(Saved entries)
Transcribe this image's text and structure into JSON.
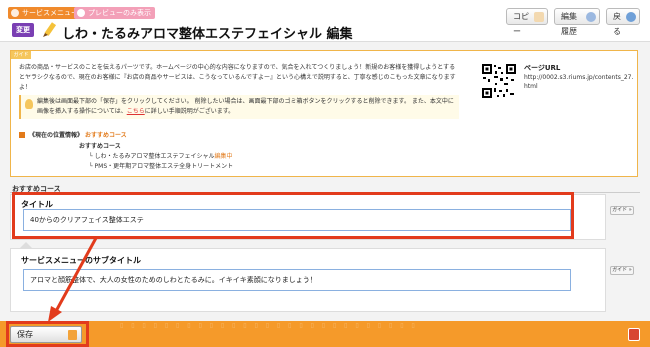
{
  "header": {
    "breadcrumb_service": "サービスメニュー",
    "breadcrumb_preview": "プレビューのみ表示",
    "change_badge": "変更",
    "page_title": "しわ・たるみアロマ整体エステフェイシャル 編集",
    "copy_label": "コピー",
    "history_label": "編集履歴",
    "back_label": "戻る"
  },
  "info": {
    "tab": "ガイド",
    "description": "お店の商品・サービスのことを伝えるパーツです。ホームページの中心的な内容になりますので、気合を入れてつくりましょう！新規のお客様を獲得しようとするとヤラシクなるので、現在のお客様に『お店の商品やサービスは、こうなっているんですよー』という心構えで説明すると、丁寧な感じのこもった文章になりますよ！",
    "notice_text": "編集後は画面最下部の「保存」をクリックしてください。 削除したい場合は、画面最下部のゴミ箱ボタンをクリックすると削除できます。 また、本文中に画像を挿入する操作については、",
    "notice_link": "こちら",
    "notice_tail": "に詳しい手順説明がございます。",
    "page_url_label": "ページURL",
    "page_url": "http://0002.s3.riums.jp/contents_27.html",
    "location_label": "《現在の位置情報》",
    "location_current": "おすすめコース",
    "location_parent": "おすすめコース",
    "location_item1": "しわ・たるみアロマ整体エステフェイシャル",
    "location_item1_edit": "編集中",
    "location_item2": "PMS・更年期アロマ整体エステ全身トリートメント"
  },
  "section": {
    "label": "おすすめコース"
  },
  "title_field": {
    "label": "タイトル",
    "value": "40からのクリアフェイス整体エステ",
    "guide": "ガイド »"
  },
  "subtitle_field": {
    "label": "サービスメニューのサブタイトル",
    "value": "アロマと顔筋整体で、大人の女性のためのしわとたるみに。イキイキ素顔になりましょう！",
    "guide": "ガイド »"
  },
  "footer": {
    "save_label": "保存"
  },
  "colors": {
    "accent": "#f59a2a",
    "highlight": "#e23b1c",
    "badge": "#7a3fb3"
  }
}
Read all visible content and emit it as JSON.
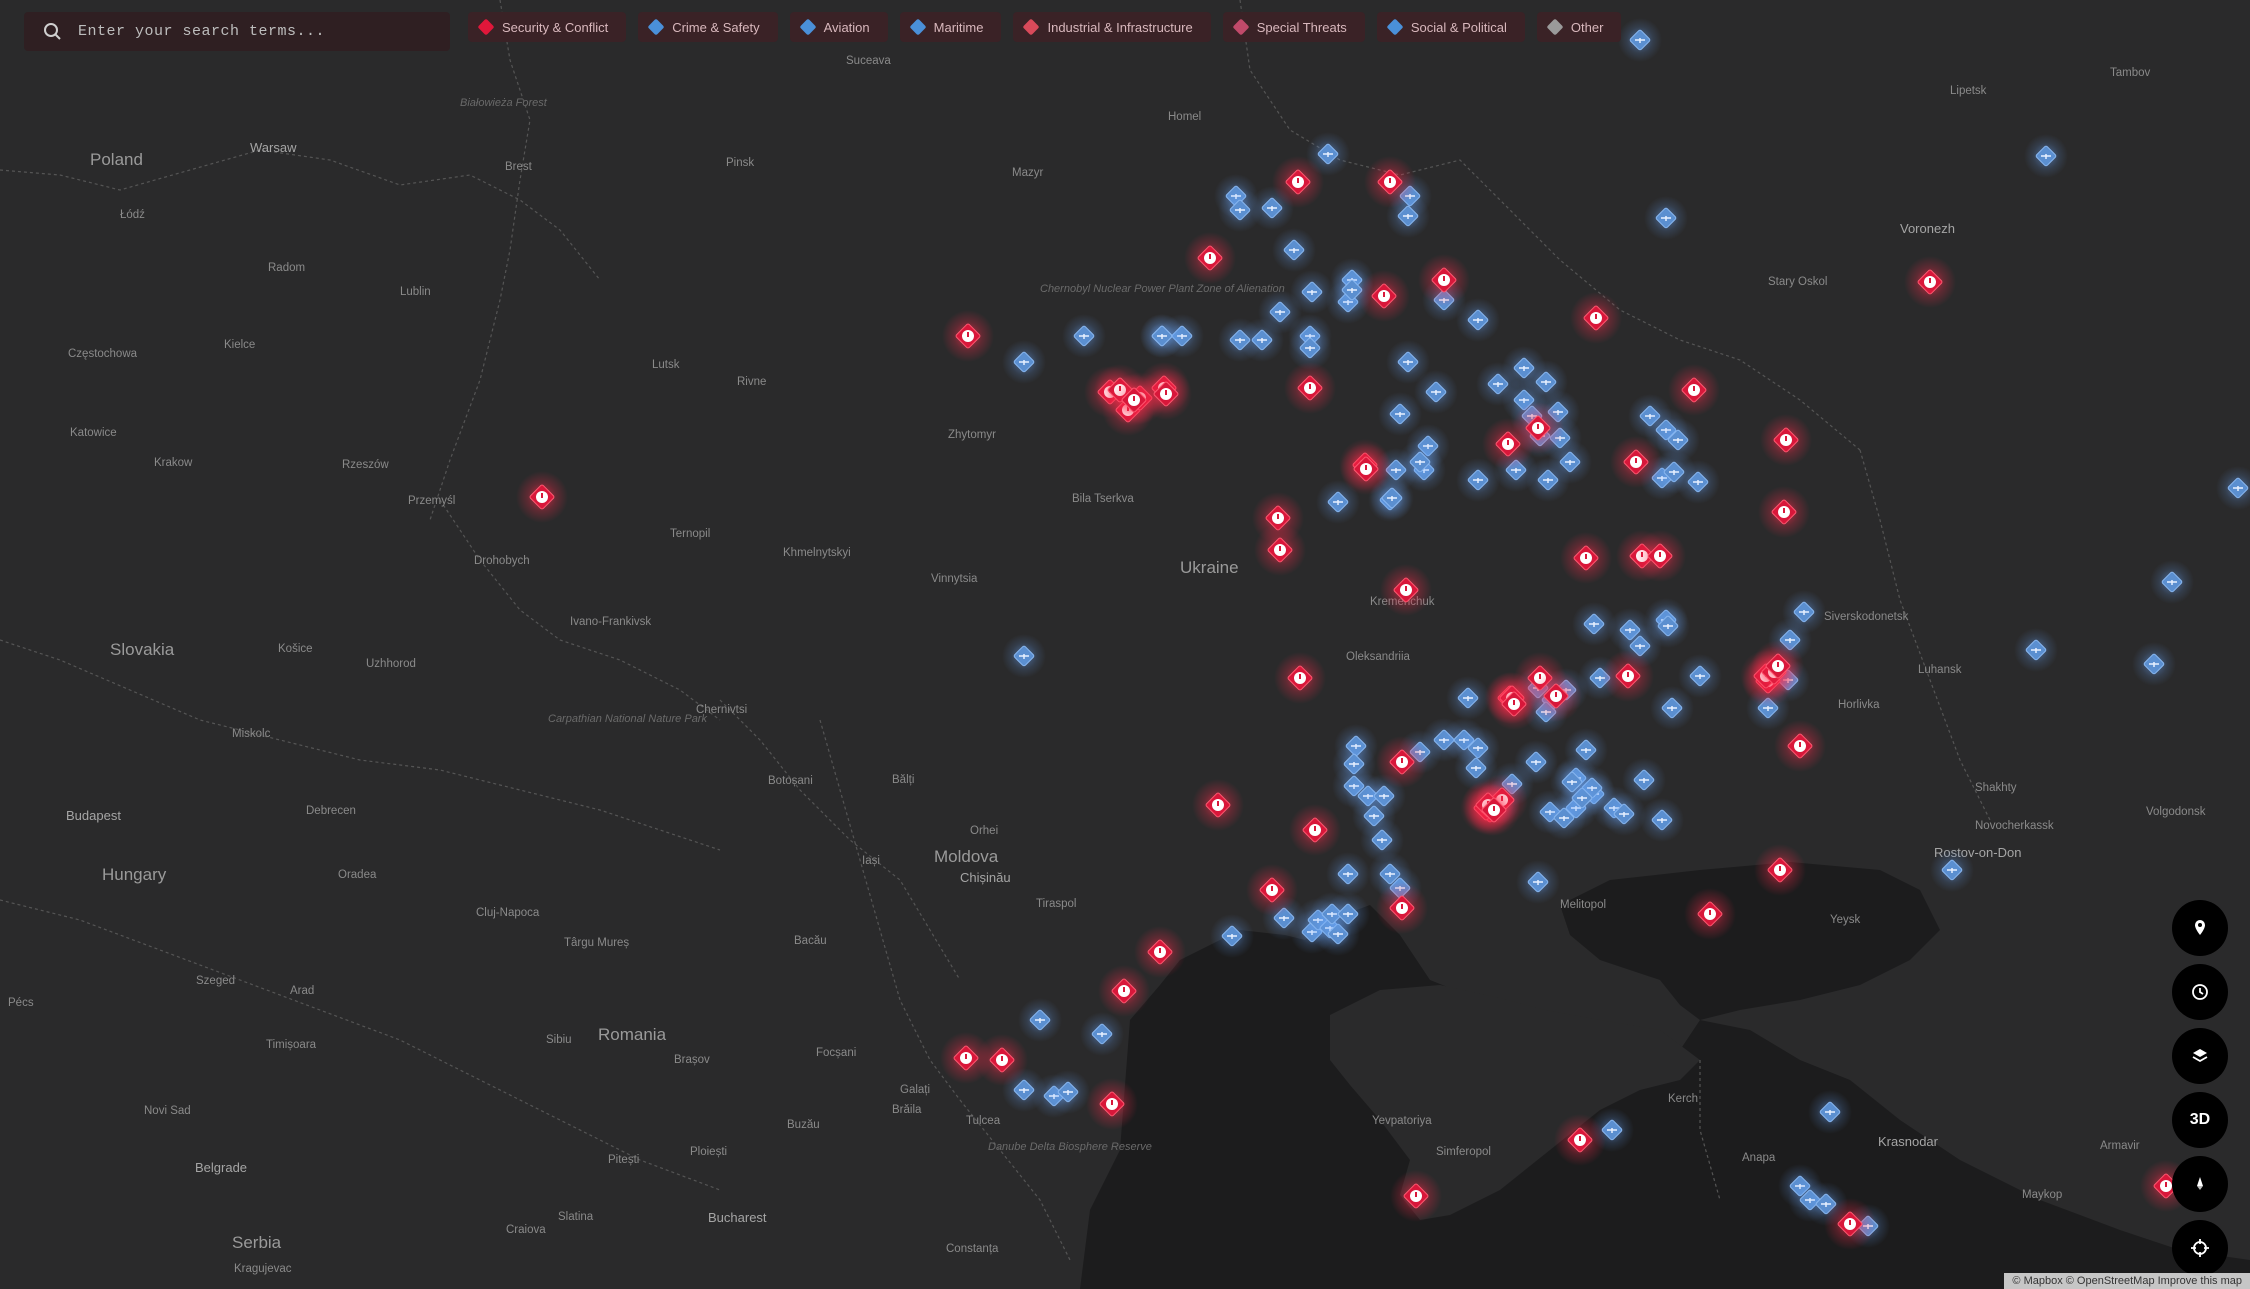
{
  "search": {
    "placeholder": "Enter your search terms..."
  },
  "filters": [
    {
      "label": "Security & Conflict",
      "color": "#e0173a"
    },
    {
      "label": "Crime & Safety",
      "color": "#4a90d9"
    },
    {
      "label": "Aviation",
      "color": "#4a90d9"
    },
    {
      "label": "Maritime",
      "color": "#4a90d9"
    },
    {
      "label": "Industrial & Infrastructure",
      "color": "#d84a5a"
    },
    {
      "label": "Special Threats",
      "color": "#c04a6a"
    },
    {
      "label": "Social & Political",
      "color": "#4a90d9"
    },
    {
      "label": "Other",
      "color": "#9a9a9a"
    }
  ],
  "controls": [
    {
      "icon": "location-pin-icon",
      "label": ""
    },
    {
      "icon": "clock-icon",
      "label": ""
    },
    {
      "icon": "layers-icon",
      "label": ""
    },
    {
      "icon": "3d-toggle",
      "label": "3D"
    },
    {
      "icon": "north-compass-icon",
      "label": ""
    },
    {
      "icon": "crosshair-locate-icon",
      "label": ""
    }
  ],
  "attribution": "© Mapbox © OpenStreetMap Improve this map",
  "place_labels": [
    {
      "text": "Poland",
      "kind": "country"
    },
    {
      "text": "Ukraine",
      "kind": "country"
    },
    {
      "text": "Hungary",
      "kind": "country"
    },
    {
      "text": "Romania",
      "kind": "country"
    },
    {
      "text": "Moldova",
      "kind": "country"
    },
    {
      "text": "Slovakia",
      "kind": "country"
    },
    {
      "text": "Serbia",
      "kind": "country"
    },
    {
      "text": "Warsaw",
      "kind": "big"
    },
    {
      "text": "Budapest",
      "kind": "big"
    },
    {
      "text": "Belgrade",
      "kind": "big"
    },
    {
      "text": "Bucharest",
      "kind": "big"
    },
    {
      "text": "Chișinău",
      "kind": "big"
    },
    {
      "text": "Voronezh",
      "kind": "big"
    },
    {
      "text": "Krasnodar",
      "kind": "big"
    },
    {
      "text": "Rostov-on-Don",
      "kind": "big"
    },
    {
      "text": "Lublin",
      "kind": "city"
    },
    {
      "text": "Lutsk",
      "kind": "city"
    },
    {
      "text": "Rivne",
      "kind": "city"
    },
    {
      "text": "Zhytomyr",
      "kind": "city"
    },
    {
      "text": "Bila Tserkva",
      "kind": "city"
    },
    {
      "text": "Ternopil",
      "kind": "city"
    },
    {
      "text": "Khmelnytskyi",
      "kind": "city"
    },
    {
      "text": "Vinnytsia",
      "kind": "city"
    },
    {
      "text": "Ivano-Frankivsk",
      "kind": "city"
    },
    {
      "text": "Chernivtsi",
      "kind": "city"
    },
    {
      "text": "Uzhhorod",
      "kind": "city"
    },
    {
      "text": "Kremenchuk",
      "kind": "city"
    },
    {
      "text": "Oleksandriia",
      "kind": "city"
    },
    {
      "text": "Melitopol",
      "kind": "city"
    },
    {
      "text": "Simferopol",
      "kind": "city"
    },
    {
      "text": "Yevpatoriya",
      "kind": "city"
    },
    {
      "text": "Kerch",
      "kind": "city"
    },
    {
      "text": "Anapa",
      "kind": "city"
    },
    {
      "text": "Maykop",
      "kind": "city"
    },
    {
      "text": "Armavir",
      "kind": "city"
    },
    {
      "text": "Shakhty",
      "kind": "city"
    },
    {
      "text": "Luhansk",
      "kind": "city"
    },
    {
      "text": "Horlivka",
      "kind": "city"
    },
    {
      "text": "Siverskodonetsk",
      "kind": "city"
    },
    {
      "text": "Stary Oskol",
      "kind": "city"
    },
    {
      "text": "Tambov",
      "kind": "city"
    },
    {
      "text": "Lipetsk",
      "kind": "city"
    },
    {
      "text": "Homel",
      "kind": "city"
    },
    {
      "text": "Pinsk",
      "kind": "city"
    },
    {
      "text": "Brest",
      "kind": "city"
    },
    {
      "text": "Mazyr",
      "kind": "city"
    },
    {
      "text": "Krakow",
      "kind": "city"
    },
    {
      "text": "Katowice",
      "kind": "city"
    },
    {
      "text": "Rzeszów",
      "kind": "city"
    },
    {
      "text": "Radom",
      "kind": "city"
    },
    {
      "text": "Łódź",
      "kind": "city"
    },
    {
      "text": "Kielce",
      "kind": "city"
    },
    {
      "text": "Częstochowa",
      "kind": "city"
    },
    {
      "text": "Przemyśl",
      "kind": "city"
    },
    {
      "text": "Drohobych",
      "kind": "city"
    },
    {
      "text": "Košice",
      "kind": "city"
    },
    {
      "text": "Miskolc",
      "kind": "city"
    },
    {
      "text": "Debrecen",
      "kind": "city"
    },
    {
      "text": "Oradea",
      "kind": "city"
    },
    {
      "text": "Cluj-Napoca",
      "kind": "city"
    },
    {
      "text": "Târgu Mureș",
      "kind": "city"
    },
    {
      "text": "Bacău",
      "kind": "city"
    },
    {
      "text": "Iași",
      "kind": "city"
    },
    {
      "text": "Bălți",
      "kind": "city"
    },
    {
      "text": "Tiraspol",
      "kind": "city"
    },
    {
      "text": "Galați",
      "kind": "city"
    },
    {
      "text": "Brăila",
      "kind": "city"
    },
    {
      "text": "Tulcea",
      "kind": "city"
    },
    {
      "text": "Constanța",
      "kind": "city"
    },
    {
      "text": "Ploiești",
      "kind": "city"
    },
    {
      "text": "Brașov",
      "kind": "city"
    },
    {
      "text": "Sibiu",
      "kind": "city"
    },
    {
      "text": "Timișoara",
      "kind": "city"
    },
    {
      "text": "Arad",
      "kind": "city"
    },
    {
      "text": "Szeged",
      "kind": "city"
    },
    {
      "text": "Novi Sad",
      "kind": "city"
    },
    {
      "text": "Pécs",
      "kind": "city"
    },
    {
      "text": "Craiova",
      "kind": "city"
    },
    {
      "text": "Slatina",
      "kind": "city"
    },
    {
      "text": "Pitești",
      "kind": "city"
    },
    {
      "text": "Focșani",
      "kind": "city"
    },
    {
      "text": "Buzău",
      "kind": "city"
    },
    {
      "text": "Orhei",
      "kind": "city"
    },
    {
      "text": "Botoșani",
      "kind": "city"
    },
    {
      "text": "Suceava",
      "kind": "city"
    },
    {
      "text": "Yeysk",
      "kind": "city"
    },
    {
      "text": "Novocherkassk",
      "kind": "city"
    },
    {
      "text": "Volgodonsk",
      "kind": "city"
    },
    {
      "text": "Kragujevac",
      "kind": "city"
    }
  ],
  "park_labels": [
    "Chernobyl Nuclear Power Plant Zone of Alienation",
    "Białowieża Forest",
    "Carpathian National Nature Park",
    "Danube Delta Biosphere Reserve"
  ],
  "markers": {
    "red_count": 64,
    "blue_count": 102
  }
}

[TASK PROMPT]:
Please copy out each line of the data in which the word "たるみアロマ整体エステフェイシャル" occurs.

[ANSWER AREA]:
    "page_title": "しわ・たるみアロマ整体エステフェイシャル 編集",
    "location_item1": "しわ・たるみアロマ整体エステフェイシャル",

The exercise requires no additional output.